====== Source material
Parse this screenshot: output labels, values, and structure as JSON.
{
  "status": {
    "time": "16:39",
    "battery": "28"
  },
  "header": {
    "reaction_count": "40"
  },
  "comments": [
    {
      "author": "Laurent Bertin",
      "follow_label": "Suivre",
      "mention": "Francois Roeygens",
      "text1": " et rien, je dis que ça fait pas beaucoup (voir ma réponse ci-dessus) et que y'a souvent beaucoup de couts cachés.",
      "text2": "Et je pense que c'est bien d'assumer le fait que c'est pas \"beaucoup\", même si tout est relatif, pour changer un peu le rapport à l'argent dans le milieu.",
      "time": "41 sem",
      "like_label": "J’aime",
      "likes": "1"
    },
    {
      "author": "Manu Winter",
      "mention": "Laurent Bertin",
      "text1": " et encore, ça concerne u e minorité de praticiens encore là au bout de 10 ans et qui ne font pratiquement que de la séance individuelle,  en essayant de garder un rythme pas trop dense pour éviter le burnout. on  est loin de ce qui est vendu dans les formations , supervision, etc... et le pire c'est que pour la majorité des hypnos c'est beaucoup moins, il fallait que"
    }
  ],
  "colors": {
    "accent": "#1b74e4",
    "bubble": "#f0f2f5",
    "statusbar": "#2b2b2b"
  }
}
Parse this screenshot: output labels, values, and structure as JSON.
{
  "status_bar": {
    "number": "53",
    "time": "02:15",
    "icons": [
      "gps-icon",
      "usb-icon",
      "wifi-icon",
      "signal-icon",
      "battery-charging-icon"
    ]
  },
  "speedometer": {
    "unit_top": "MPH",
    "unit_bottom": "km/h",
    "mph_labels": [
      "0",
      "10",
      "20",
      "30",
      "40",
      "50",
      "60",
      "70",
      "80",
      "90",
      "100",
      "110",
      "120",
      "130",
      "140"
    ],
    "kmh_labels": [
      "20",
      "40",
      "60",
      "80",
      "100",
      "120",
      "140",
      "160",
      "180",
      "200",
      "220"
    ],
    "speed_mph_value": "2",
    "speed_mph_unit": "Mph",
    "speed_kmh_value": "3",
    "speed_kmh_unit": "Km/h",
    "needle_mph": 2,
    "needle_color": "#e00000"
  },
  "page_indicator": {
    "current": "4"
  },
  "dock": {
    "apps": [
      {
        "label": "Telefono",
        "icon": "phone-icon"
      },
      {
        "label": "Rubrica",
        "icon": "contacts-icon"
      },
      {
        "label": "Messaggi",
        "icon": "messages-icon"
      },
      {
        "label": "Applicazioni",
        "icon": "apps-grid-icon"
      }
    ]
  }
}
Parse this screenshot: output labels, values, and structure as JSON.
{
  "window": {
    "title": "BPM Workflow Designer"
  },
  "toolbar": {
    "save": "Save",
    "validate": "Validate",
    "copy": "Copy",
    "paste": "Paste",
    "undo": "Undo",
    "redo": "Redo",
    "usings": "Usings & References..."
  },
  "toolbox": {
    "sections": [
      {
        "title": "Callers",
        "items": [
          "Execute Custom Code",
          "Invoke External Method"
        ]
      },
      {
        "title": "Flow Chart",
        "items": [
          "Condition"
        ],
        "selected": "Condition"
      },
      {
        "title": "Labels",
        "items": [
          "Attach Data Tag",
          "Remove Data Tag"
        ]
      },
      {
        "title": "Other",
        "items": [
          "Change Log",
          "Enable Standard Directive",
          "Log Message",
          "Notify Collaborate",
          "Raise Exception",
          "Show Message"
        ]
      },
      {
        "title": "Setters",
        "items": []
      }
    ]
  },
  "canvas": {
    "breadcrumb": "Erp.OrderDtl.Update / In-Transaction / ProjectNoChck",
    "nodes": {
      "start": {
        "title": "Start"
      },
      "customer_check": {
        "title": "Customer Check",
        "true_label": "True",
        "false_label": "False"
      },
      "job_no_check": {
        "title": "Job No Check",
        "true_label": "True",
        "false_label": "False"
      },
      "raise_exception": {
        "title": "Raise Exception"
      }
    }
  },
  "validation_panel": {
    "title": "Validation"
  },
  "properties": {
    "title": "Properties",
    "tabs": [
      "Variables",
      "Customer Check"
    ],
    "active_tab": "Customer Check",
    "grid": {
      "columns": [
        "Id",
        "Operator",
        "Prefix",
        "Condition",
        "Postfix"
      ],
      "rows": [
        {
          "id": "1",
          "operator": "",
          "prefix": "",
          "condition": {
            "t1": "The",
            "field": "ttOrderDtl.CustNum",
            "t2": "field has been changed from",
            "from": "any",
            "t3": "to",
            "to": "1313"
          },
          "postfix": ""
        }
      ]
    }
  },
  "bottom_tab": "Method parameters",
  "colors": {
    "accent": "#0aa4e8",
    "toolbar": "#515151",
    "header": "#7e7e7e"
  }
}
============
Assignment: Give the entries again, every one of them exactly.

Result below:
Parse this screenshot: output labels, values, and structure as JSON.
{
  "status": {
    "time": "16:39",
    "battery": "28"
  },
  "header": {
    "reaction_count": "40"
  },
  "comments": [
    {
      "author": "Laurent Bertin",
      "follow_label": "Suivre",
      "mention": "Francois Roeygens",
      "text1": " et rien, je dis que ça fait pas beaucoup (voir ma réponse ci-dessus) et que y'a souvent beaucoup de couts cachés.",
      "text2": "Et je pense que c'est bien d'assumer le fait que c'est pas \"beaucoup\", même si tout est relatif, pour changer un peu le rapport à l'argent dans le milieu.",
      "time": "41 sem",
      "like_label": "J’aime",
      "likes": "1"
    },
    {
      "author": "Manu Winter",
      "mention": "Laurent Bertin",
      "text1": " et encore, ça concerne u e minorité de praticiens encore là au bout de 10 ans et qui ne font pratiquement que de la séance individuelle,  en essayant de garder un rythme pas trop dense pour éviter le burnout. on  est loin de ce qui est vendu dans les formations , supervision, etc... et le pire c'est que pour la majorité des hypnos c'est beaucoup moins, il fallait que"
    }
  ],
  "colors": {
    "accent": "#1b74e4",
    "bubble": "#f0f2f5",
    "statusbar": "#2b2b2b"
  }
}
Parse this screenshot: output labels, values, and structure as JSON.
{
  "status_bar": {
    "number": "53",
    "time": "02:15",
    "icons": [
      "gps-icon",
      "usb-icon",
      "wifi-icon",
      "signal-icon",
      "battery-charging-icon"
    ]
  },
  "speedometer": {
    "unit_top": "MPH",
    "unit_bottom": "km/h",
    "mph_labels": [
      "0",
      "10",
      "20",
      "30",
      "40",
      "50",
      "60",
      "70",
      "80",
      "90",
      "100",
      "110",
      "120",
      "130",
      "140"
    ],
    "kmh_labels": [
      "20",
      "40",
      "60",
      "80",
      "100",
      "120",
      "140",
      "160",
      "180",
      "200",
      "220"
    ],
    "speed_mph_value": "2",
    "speed_mph_unit": "Mph",
    "speed_kmh_value": "3",
    "speed_kmh_unit": "Km/h",
    "needle_mph": 2,
    "needle_color": "#e00000"
  },
  "page_indicator": {
    "current": "4"
  },
  "dock": {
    "apps": [
      {
        "label": "Telefono",
        "icon": "phone-icon"
      },
      {
        "label": "Rubrica",
        "icon": "contacts-icon"
      },
      {
        "label": "Messaggi",
        "icon": "messages-icon"
      },
      {
        "label": "Applicazioni",
        "icon": "apps-grid-icon"
      }
    ]
  }
}
Parse this screenshot: output labels, values, and structure as JSON.
{
  "window": {
    "title": "BPM Workflow Designer"
  },
  "toolbar": {
    "save": "Save",
    "validate": "Validate",
    "copy": "Copy",
    "paste": "Paste",
    "undo": "Undo",
    "redo": "Redo",
    "usings": "Usings & References..."
  },
  "toolbox": {
    "sections": [
      {
        "title": "Callers",
        "items": [
          "Execute Custom Code",
          "Invoke External Method"
        ]
      },
      {
        "title": "Flow Chart",
        "items": [
          "Condition"
        ],
        "selected": "Condition"
      },
      {
        "title": "Labels",
        "items": [
          "Attach Data Tag",
          "Remove Data Tag"
        ]
      },
      {
        "title": "Other",
        "items": [
          "Change Log",
          "Enable Standard Directive",
          "Log Message",
          "Notify Collaborate",
          "Raise Exception",
          "Show Message"
        ]
      },
      {
        "title": "Setters",
        "items": []
      }
    ]
  },
  "canvas": {
    "breadcrumb": "Erp.OrderDtl.Update / In-Transaction / ProjectNoChck",
    "nodes": {
      "start": {
        "title": "Start"
      },
      "customer_check": {
        "title": "Customer Check",
        "true_label": "True",
        "false_label": "False"
      },
      "job_no_check": {
        "title": "Job No Check",
        "true_label": "True",
        "false_label": "False"
      },
      "raise_exception": {
        "title": "Raise Exception"
      }
    }
  },
  "validation_panel": {
    "title": "Validation"
  },
  "properties": {
    "title": "Properties",
    "tabs": [
      "Variables",
      "Customer Check"
    ],
    "active_tab": "Customer Check",
    "grid": {
      "columns": [
        "Id",
        "Operator",
        "Prefix",
        "Condition",
        "Postfix"
      ],
      "rows": [
        {
          "id": "1",
          "operator": "",
          "prefix": "",
          "condition": {
            "t1": "The",
            "field": "ttOrderDtl.CustNum",
            "t2": "field has been changed from",
            "from": "any",
            "t3": "to",
            "to": "1313"
          },
          "postfix": ""
        }
      ]
    }
  },
  "bottom_tab": "Method parameters",
  "colors": {
    "accent": "#0aa4e8",
    "toolbar": "#515151",
    "header": "#7e7e7e"
  }
}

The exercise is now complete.